Best of the States


Police losing battle to get drivers to put down their phones


Who hasn’t glanced out the car window and seen another driver, head down, texting furiously? That was the genesis of a story by Boston-based reporter Denise Lavoie, who took an authoritative nationwide look at the texting-while-driving scourge and law enforcement’s losing battle to stop it.

Lavoie did spot checks with a handful of states around the country, as well as interviews with federal transportation officials and others. Her reporting – AP’s first major attempt to grasp the scope of the problem – found that police are fighting a losing battle despite adopting some pretty creative methods to catch serial texters in the act.

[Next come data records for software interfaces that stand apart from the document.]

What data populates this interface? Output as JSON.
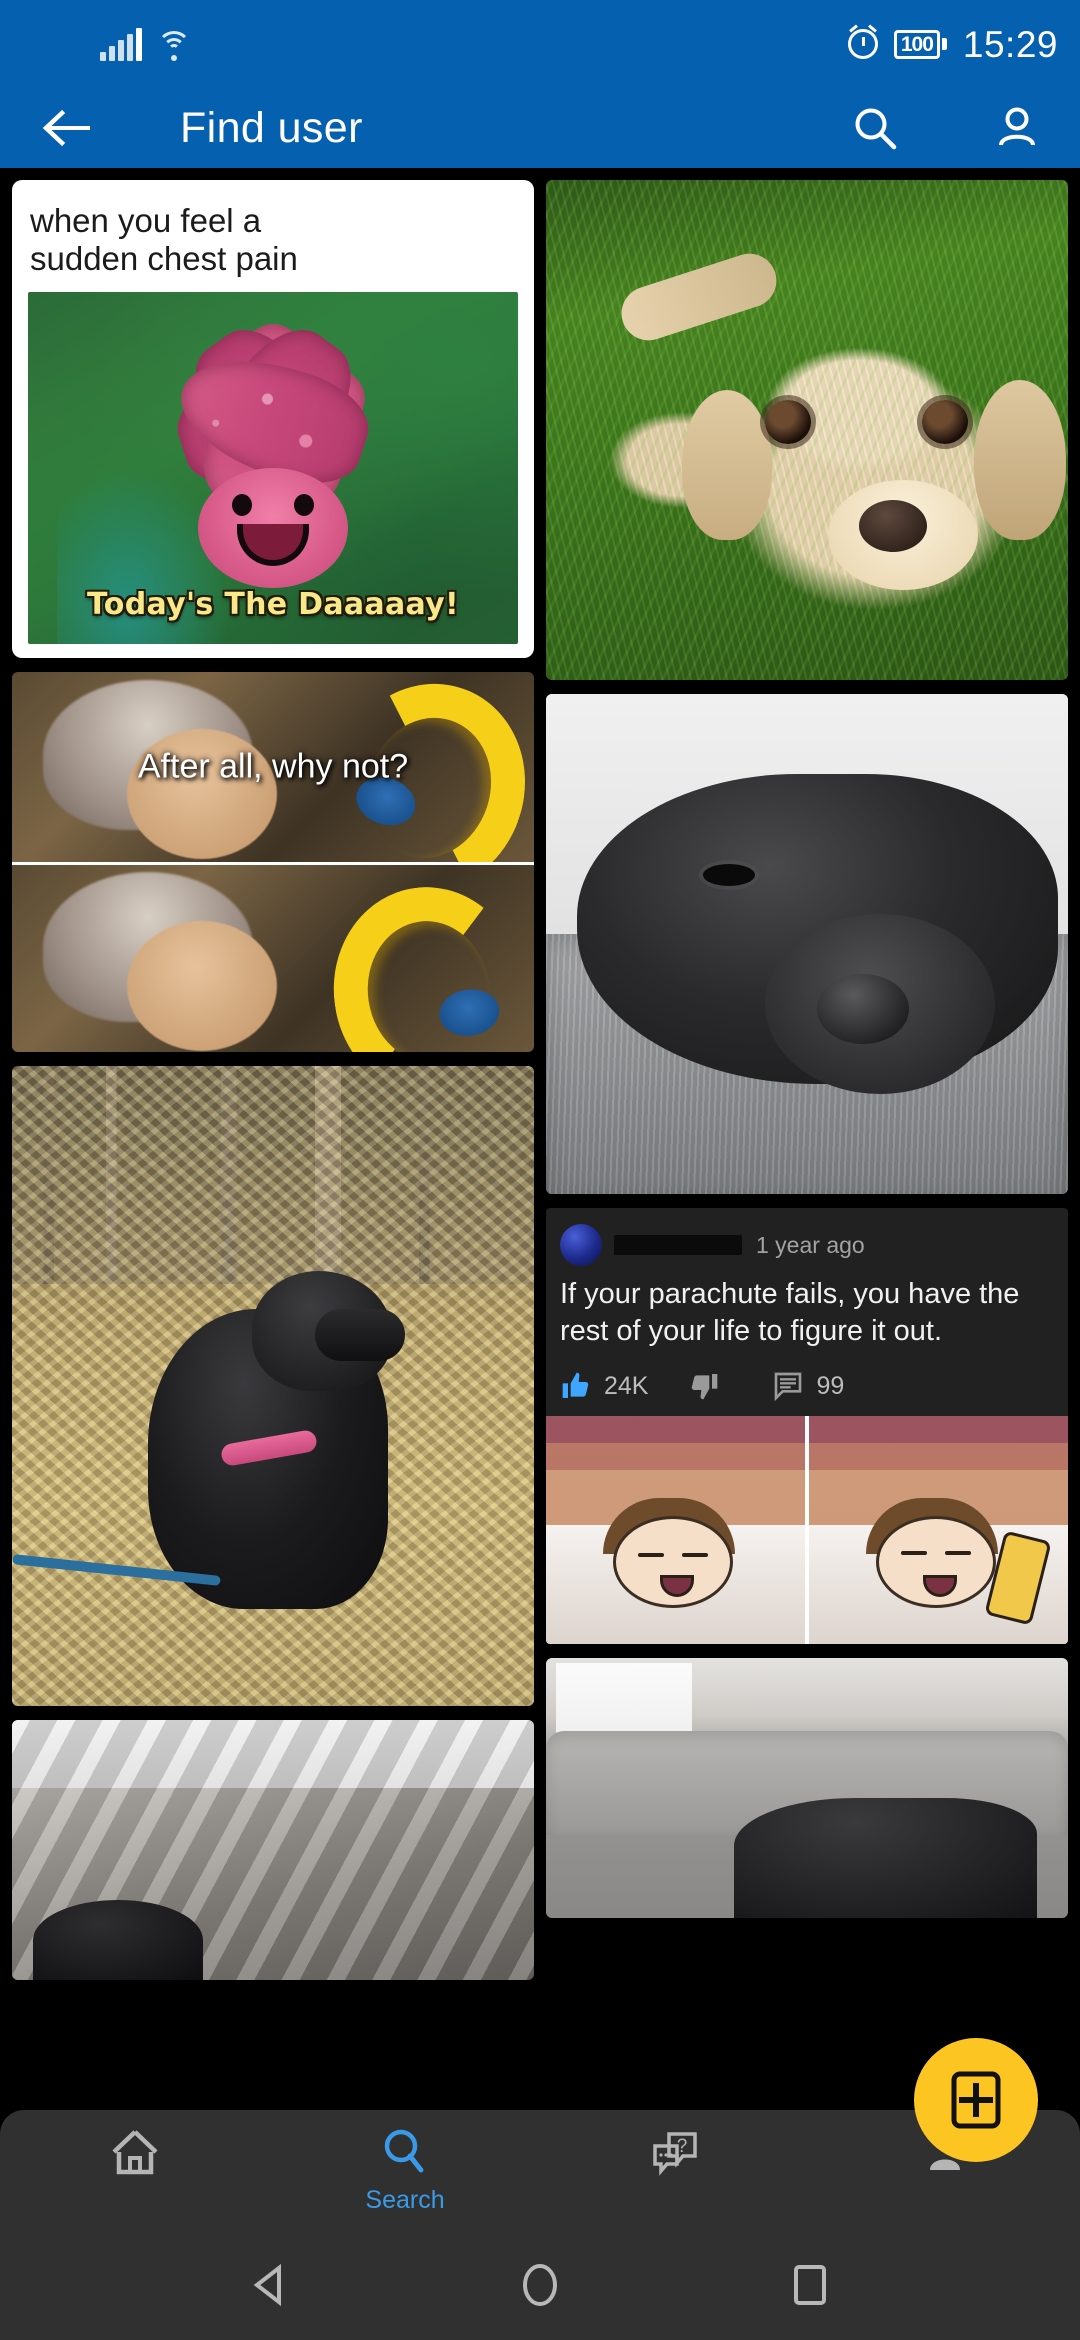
{
  "status_bar": {
    "time": "15:29",
    "battery_percent": "100",
    "icons": [
      "signal-icon",
      "wifi-icon",
      "alarm-icon",
      "battery-icon"
    ]
  },
  "app_bar": {
    "title": "Find user",
    "back_icon": "back-arrow-icon",
    "search_icon": "search-icon",
    "profile_icon": "person-icon",
    "background_color": "#0560b0"
  },
  "grid": {
    "cards": [
      {
        "id": "chest-pain-meme",
        "type": "meme-card",
        "caption": "when you feel a\nsudden chest pain",
        "caption_line1": "when you feel a",
        "caption_line2": "sudden chest pain",
        "image_text": "Today's The Daaaaay!",
        "image_alt": "pink starfish patrick smiling on green background"
      },
      {
        "id": "puppy-photo",
        "type": "photo",
        "image_alt": "yellow labrador puppy lying in green grass"
      },
      {
        "id": "bilbo-banana-meme",
        "type": "meme",
        "image_text": "After all, why not?",
        "image_alt": "Bilbo Baggins holding a banana two panel meme"
      },
      {
        "id": "black-dog-rug",
        "type": "photo",
        "image_alt": "black labrador sleeping on grey rug"
      },
      {
        "id": "dog-in-leaves",
        "type": "photo",
        "image_alt": "black labrador sitting on autumn leaves path"
      },
      {
        "id": "parachute-comment-meme",
        "type": "comment-meme",
        "comment": {
          "author": "",
          "timestamp": "1 year ago",
          "text_line1": "If your parachute fails, you have the",
          "text_line2": "rest of your life to figure it out.",
          "likes": "24K",
          "dislikes": "",
          "replies": "99",
          "like_icon": "thumbs-up-icon",
          "dislike_icon": "thumbs-down-icon",
          "reply_icon": "comment-icon",
          "like_color": "#3ea6ff"
        },
        "image_alt": "two panel cartoon of person lying in bed then awake on phone"
      },
      {
        "id": "blanket-dog",
        "type": "photo",
        "image_alt": "dog hidden under grey blanket"
      },
      {
        "id": "couch-dog",
        "type": "photo",
        "image_alt": "black dog lying on grey couch"
      }
    ]
  },
  "bottom_nav": {
    "items": [
      {
        "label": "",
        "icon": "home-icon",
        "active": false
      },
      {
        "label": "Search",
        "icon": "search-icon",
        "active": true
      },
      {
        "label": "",
        "icon": "question-chat-icon",
        "active": false
      },
      {
        "label": "",
        "icon": "person-icon",
        "active": false
      }
    ],
    "active_color": "#3a9ae8",
    "inactive_color": "#b5b5b5",
    "fab": {
      "icon": "add-post-icon",
      "color": "#fdc521"
    }
  },
  "android_nav": {
    "back": "triangle-back-icon",
    "home": "circle-home-icon",
    "recents": "square-recents-icon"
  }
}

“It’s everyone,kids, older people — everyone”

Among those trying to stop drivers from messing with their smartphones is Matthew Monteiro,a police officer in West Bridgewater,Massachusetts, who patrols on a bike and sneaks up on texters to write them $105 tickets. “It’s everyone,kids,older people — everyone,” he told Lavoie.

From the outset,she faced some challenges. For starters, what exactly is “texting?” Is it sending an SMS? Reading a Facebook post? Thumbing through a Spotify playlist? Lavoie needed to define her terms – and research how states and counties define them – to draw apt comparisons and conclusions.

Her story was paired with photos by Boston photographer Steven Senne,video by Rodrique Ngowi in Boston and Seattle’s Manuel Valdes,and a glance detailing anti-texting laws and violation statistics in five key states.

The package,released in time for Labor Day weekend,when Americans take to the highways in droves,was timed for ultimate impact. It scored impressive play in newspapers and on websites across the U.S.,and touched off some lively sharing and discussion on social media.

For giving readers a comprehensive and highly engaging look at what authorities agree is fast becoming a public safety crisis, Lavoie wins this week’s $300 Best of the States prize.

Contact us